[Information shown Boundary: Start]

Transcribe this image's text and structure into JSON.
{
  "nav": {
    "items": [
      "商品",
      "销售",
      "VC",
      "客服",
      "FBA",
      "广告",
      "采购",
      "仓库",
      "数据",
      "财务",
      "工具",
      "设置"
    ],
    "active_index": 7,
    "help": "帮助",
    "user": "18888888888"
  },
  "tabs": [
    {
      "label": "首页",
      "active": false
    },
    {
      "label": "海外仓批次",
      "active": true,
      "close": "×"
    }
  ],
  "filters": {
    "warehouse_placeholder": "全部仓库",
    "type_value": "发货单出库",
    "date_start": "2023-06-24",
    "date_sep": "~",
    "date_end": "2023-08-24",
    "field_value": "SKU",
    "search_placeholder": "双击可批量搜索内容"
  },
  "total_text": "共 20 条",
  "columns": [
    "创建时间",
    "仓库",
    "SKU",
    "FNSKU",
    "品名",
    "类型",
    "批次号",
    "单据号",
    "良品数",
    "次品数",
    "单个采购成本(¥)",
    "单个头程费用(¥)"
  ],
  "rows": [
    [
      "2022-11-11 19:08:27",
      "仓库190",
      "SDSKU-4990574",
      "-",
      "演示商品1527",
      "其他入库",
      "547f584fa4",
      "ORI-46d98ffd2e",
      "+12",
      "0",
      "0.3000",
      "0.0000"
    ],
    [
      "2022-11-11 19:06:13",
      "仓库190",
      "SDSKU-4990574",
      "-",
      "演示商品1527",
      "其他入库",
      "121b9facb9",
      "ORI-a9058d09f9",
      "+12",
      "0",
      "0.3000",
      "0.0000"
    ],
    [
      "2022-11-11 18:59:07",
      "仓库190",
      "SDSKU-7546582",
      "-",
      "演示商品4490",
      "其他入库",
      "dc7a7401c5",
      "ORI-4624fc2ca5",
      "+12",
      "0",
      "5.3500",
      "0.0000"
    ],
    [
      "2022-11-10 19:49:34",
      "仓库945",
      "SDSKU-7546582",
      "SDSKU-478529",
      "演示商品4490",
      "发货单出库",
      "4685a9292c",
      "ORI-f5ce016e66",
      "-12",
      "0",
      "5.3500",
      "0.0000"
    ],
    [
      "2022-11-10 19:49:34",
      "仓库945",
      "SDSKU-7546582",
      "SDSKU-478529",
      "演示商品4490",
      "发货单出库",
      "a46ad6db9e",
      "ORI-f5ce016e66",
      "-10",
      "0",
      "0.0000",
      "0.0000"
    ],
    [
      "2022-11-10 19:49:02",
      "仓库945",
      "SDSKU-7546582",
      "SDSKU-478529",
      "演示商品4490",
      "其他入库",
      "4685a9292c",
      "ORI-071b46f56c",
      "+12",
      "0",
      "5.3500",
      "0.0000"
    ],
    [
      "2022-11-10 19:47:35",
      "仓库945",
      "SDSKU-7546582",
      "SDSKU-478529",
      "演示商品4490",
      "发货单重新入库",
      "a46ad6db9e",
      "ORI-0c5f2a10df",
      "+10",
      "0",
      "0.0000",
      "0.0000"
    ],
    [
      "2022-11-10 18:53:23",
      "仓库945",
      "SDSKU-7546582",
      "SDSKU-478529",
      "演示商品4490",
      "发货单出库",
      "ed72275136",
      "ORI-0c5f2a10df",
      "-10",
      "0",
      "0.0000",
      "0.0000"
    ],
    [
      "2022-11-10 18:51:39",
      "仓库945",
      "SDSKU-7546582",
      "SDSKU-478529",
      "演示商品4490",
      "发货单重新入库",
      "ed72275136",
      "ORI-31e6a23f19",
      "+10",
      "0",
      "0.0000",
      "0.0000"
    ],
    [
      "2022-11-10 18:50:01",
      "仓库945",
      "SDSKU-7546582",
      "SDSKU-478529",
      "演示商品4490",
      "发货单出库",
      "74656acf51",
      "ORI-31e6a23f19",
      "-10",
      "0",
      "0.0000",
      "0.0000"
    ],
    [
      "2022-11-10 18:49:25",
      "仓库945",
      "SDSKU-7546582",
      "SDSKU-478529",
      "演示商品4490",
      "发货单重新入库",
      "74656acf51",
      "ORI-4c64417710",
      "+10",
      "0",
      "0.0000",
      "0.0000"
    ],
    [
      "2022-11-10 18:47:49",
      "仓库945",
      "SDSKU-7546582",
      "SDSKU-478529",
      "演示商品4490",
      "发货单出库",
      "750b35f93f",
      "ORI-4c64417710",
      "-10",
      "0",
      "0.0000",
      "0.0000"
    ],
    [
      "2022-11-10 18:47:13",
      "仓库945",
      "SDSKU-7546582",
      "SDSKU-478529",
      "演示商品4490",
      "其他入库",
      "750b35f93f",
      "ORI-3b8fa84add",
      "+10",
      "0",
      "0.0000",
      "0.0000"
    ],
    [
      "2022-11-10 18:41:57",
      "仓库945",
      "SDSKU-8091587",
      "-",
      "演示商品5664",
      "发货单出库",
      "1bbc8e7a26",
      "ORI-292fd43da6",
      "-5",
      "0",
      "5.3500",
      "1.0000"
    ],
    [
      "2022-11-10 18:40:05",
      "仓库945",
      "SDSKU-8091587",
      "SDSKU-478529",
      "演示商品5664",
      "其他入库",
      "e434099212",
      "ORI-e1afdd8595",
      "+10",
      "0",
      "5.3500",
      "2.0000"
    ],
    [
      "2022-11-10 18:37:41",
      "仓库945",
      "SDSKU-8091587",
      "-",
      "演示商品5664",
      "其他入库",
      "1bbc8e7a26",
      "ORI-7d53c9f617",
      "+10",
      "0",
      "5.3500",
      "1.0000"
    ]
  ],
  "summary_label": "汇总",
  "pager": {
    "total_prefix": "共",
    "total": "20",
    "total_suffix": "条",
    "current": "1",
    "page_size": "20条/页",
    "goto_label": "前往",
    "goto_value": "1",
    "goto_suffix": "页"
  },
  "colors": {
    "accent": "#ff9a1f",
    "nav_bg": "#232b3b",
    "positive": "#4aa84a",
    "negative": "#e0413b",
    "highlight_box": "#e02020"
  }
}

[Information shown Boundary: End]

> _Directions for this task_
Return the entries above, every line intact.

> _Written response_
Transcribe this image's text and structure into JSON.
{
  "nav": {
    "items": [
      "商品",
      "销售",
      "VC",
      "客服",
      "FBA",
      "广告",
      "采购",
      "仓库",
      "数据",
      "财务",
      "工具",
      "设置"
    ],
    "active_index": 7,
    "help": "帮助",
    "user": "18888888888"
  },
  "tabs": [
    {
      "label": "首页",
      "active": false
    },
    {
      "label": "海外仓批次",
      "active": true,
      "close": "×"
    }
  ],
  "filters": {
    "warehouse_placeholder": "全部仓库",
    "type_value": "发货单出库",
    "date_start": "2023-06-24",
    "date_sep": "~",
    "date_end": "2023-08-24",
    "field_value": "SKU",
    "search_placeholder": "双击可批量搜索内容"
  },
  "total_text": "共 20 条",
  "columns": [
    "创建时间",
    "仓库",
    "SKU",
    "FNSKU",
    "品名",
    "类型",
    "批次号",
    "单据号",
    "良品数",
    "次品数",
    "单个采购成本(¥)",
    "单个头程费用(¥)"
  ],
  "rows": [
    [
      "2022-11-11 19:08:27",
      "仓库190",
      "SDSKU-4990574",
      "-",
      "演示商品1527",
      "其他入库",
      "547f584fa4",
      "ORI-46d98ffd2e",
      "+12",
      "0",
      "0.3000",
      "0.0000"
    ],
    [
      "2022-11-11 19:06:13",
      "仓库190",
      "SDSKU-4990574",
      "-",
      "演示商品1527",
      "其他入库",
      "121b9facb9",
      "ORI-a9058d09f9",
      "+12",
      "0",
      "0.3000",
      "0.0000"
    ],
    [
      "2022-11-11 18:59:07",
      "仓库190",
      "SDSKU-7546582",
      "-",
      "演示商品4490",
      "其他入库",
      "dc7a7401c5",
      "ORI-4624fc2ca5",
      "+12",
      "0",
      "5.3500",
      "0.0000"
    ],
    [
      "2022-11-10 19:49:34",
      "仓库945",
      "SDSKU-7546582",
      "SDSKU-478529",
      "演示商品4490",
      "发货单出库",
      "4685a9292c",
      "ORI-f5ce016e66",
      "-12",
      "0",
      "5.3500",
      "0.0000"
    ],
    [
      "2022-11-10 19:49:34",
      "仓库945",
      "SDSKU-7546582",
      "SDSKU-478529",
      "演示商品4490",
      "发货单出库",
      "a46ad6db9e",
      "ORI-f5ce016e66",
      "-10",
      "0",
      "0.0000",
      "0.0000"
    ],
    [
      "2022-11-10 19:49:02",
      "仓库945",
      "SDSKU-7546582",
      "SDSKU-478529",
      "演示商品4490",
      "其他入库",
      "4685a9292c",
      "ORI-071b46f56c",
      "+12",
      "0",
      "5.3500",
      "0.0000"
    ],
    [
      "2022-11-10 19:47:35",
      "仓库945",
      "SDSKU-7546582",
      "SDSKU-478529",
      "演示商品4490",
      "发货单重新入库",
      "a46ad6db9e",
      "ORI-0c5f2a10df",
      "+10",
      "0",
      "0.0000",
      "0.0000"
    ],
    [
      "2022-11-10 18:53:23",
      "仓库945",
      "SDSKU-7546582",
      "SDSKU-478529",
      "演示商品4490",
      "发货单出库",
      "ed72275136",
      "ORI-0c5f2a10df",
      "-10",
      "0",
      "0.0000",
      "0.0000"
    ],
    [
      "2022-11-10 18:51:39",
      "仓库945",
      "SDSKU-7546582",
      "SDSKU-478529",
      "演示商品4490",
      "发货单重新入库",
      "ed72275136",
      "ORI-31e6a23f19",
      "+10",
      "0",
      "0.0000",
      "0.0000"
    ],
    [
      "2022-11-10 18:50:01",
      "仓库945",
      "SDSKU-7546582",
      "SDSKU-478529",
      "演示商品4490",
      "发货单出库",
      "74656acf51",
      "ORI-31e6a23f19",
      "-10",
      "0",
      "0.0000",
      "0.0000"
    ],
    [
      "2022-11-10 18:49:25",
      "仓库945",
      "SDSKU-7546582",
      "SDSKU-478529",
      "演示商品4490",
      "发货单重新入库",
      "74656acf51",
      "ORI-4c64417710",
      "+10",
      "0",
      "0.0000",
      "0.0000"
    ],
    [
      "2022-11-10 18:47:49",
      "仓库945",
      "SDSKU-7546582",
      "SDSKU-478529",
      "演示商品4490",
      "发货单出库",
      "750b35f93f",
      "ORI-4c64417710",
      "-10",
      "0",
      "0.0000",
      "0.0000"
    ],
    [
      "2022-11-10 18:47:13",
      "仓库945",
      "SDSKU-7546582",
      "SDSKU-478529",
      "演示商品4490",
      "其他入库",
      "750b35f93f",
      "ORI-3b8fa84add",
      "+10",
      "0",
      "0.0000",
      "0.0000"
    ],
    [
      "2022-11-10 18:41:57",
      "仓库945",
      "SDSKU-8091587",
      "-",
      "演示商品5664",
      "发货单出库",
      "1bbc8e7a26",
      "ORI-292fd43da6",
      "-5",
      "0",
      "5.3500",
      "1.0000"
    ],
    [
      "2022-11-10 18:40:05",
      "仓库945",
      "SDSKU-8091587",
      "SDSKU-478529",
      "演示商品5664",
      "其他入库",
      "e434099212",
      "ORI-e1afdd8595",
      "+10",
      "0",
      "5.3500",
      "2.0000"
    ],
    [
      "2022-11-10 18:37:41",
      "仓库945",
      "SDSKU-8091587",
      "-",
      "演示商品5664",
      "其他入库",
      "1bbc8e7a26",
      "ORI-7d53c9f617",
      "+10",
      "0",
      "5.3500",
      "1.0000"
    ]
  ],
  "summary_label": "汇总",
  "pager": {
    "total_prefix": "共",
    "total": "20",
    "total_suffix": "条",
    "current": "1",
    "page_size": "20条/页",
    "goto_label": "前往",
    "goto_value": "1",
    "goto_suffix": "页"
  },
  "colors": {
    "accent": "#ff9a1f",
    "nav_bg": "#232b3b",
    "positive": "#4aa84a",
    "negative": "#e0413b",
    "highlight_box": "#e02020"
  }
}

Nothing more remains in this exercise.